Your task >>
Examine each line in the records below for the word "name". Report how many lines contain it, and nothing else.

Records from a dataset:
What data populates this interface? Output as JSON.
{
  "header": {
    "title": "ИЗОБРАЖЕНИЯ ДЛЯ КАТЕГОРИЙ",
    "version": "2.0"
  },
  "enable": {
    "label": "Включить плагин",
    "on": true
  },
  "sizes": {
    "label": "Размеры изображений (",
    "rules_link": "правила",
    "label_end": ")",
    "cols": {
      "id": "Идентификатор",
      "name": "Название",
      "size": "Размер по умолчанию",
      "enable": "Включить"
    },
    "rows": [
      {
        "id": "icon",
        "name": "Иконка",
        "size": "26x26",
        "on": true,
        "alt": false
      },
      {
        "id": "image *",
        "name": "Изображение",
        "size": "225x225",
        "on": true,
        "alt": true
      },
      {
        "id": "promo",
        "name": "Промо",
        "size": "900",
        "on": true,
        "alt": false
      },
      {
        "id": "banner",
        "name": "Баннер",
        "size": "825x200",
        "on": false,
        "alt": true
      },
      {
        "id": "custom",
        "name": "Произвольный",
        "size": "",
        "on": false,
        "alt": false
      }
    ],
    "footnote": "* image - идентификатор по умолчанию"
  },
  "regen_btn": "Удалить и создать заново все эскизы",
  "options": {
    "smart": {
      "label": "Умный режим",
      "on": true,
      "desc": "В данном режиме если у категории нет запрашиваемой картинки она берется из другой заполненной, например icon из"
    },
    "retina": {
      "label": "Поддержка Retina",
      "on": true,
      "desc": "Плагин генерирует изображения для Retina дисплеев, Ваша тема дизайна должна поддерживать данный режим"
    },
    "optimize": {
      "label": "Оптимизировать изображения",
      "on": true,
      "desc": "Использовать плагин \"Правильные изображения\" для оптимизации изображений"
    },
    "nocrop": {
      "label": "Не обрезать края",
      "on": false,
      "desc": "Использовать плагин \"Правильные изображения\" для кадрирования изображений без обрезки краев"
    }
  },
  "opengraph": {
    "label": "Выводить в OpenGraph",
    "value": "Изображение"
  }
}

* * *

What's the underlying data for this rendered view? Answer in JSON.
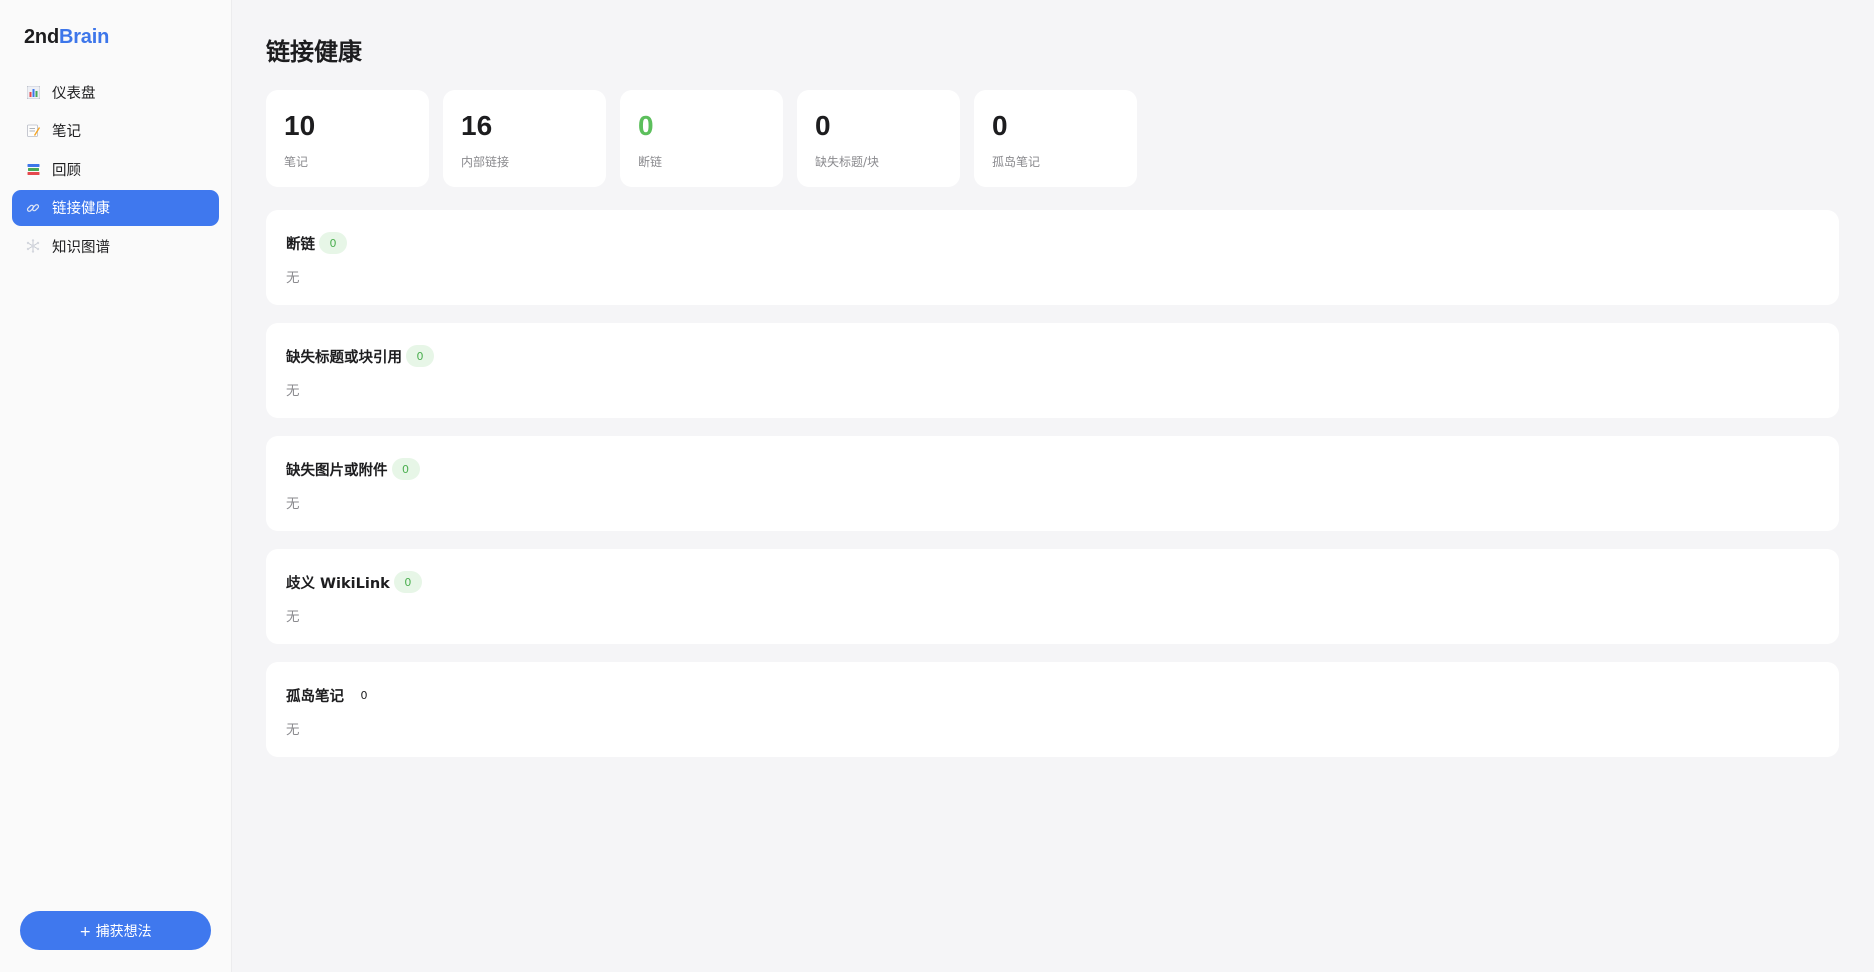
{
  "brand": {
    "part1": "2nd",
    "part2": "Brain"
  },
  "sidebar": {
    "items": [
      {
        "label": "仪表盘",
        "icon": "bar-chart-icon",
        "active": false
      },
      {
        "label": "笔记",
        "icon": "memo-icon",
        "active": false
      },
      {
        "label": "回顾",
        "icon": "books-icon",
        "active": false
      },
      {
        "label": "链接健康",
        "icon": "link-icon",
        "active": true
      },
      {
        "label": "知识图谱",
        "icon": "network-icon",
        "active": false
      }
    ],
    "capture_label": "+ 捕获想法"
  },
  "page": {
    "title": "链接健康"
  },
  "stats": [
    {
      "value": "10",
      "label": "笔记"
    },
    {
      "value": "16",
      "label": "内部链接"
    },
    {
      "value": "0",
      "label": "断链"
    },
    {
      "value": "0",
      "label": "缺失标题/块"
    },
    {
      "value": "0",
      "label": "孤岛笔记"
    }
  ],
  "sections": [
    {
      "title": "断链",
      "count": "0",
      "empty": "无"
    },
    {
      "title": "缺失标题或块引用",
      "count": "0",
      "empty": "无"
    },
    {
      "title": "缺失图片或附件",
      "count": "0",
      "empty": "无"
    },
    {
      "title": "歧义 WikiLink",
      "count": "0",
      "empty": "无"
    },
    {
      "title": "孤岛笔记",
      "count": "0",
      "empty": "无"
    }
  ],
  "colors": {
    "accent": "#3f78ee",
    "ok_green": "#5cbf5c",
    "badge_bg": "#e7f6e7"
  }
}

Answer to this problem >>
6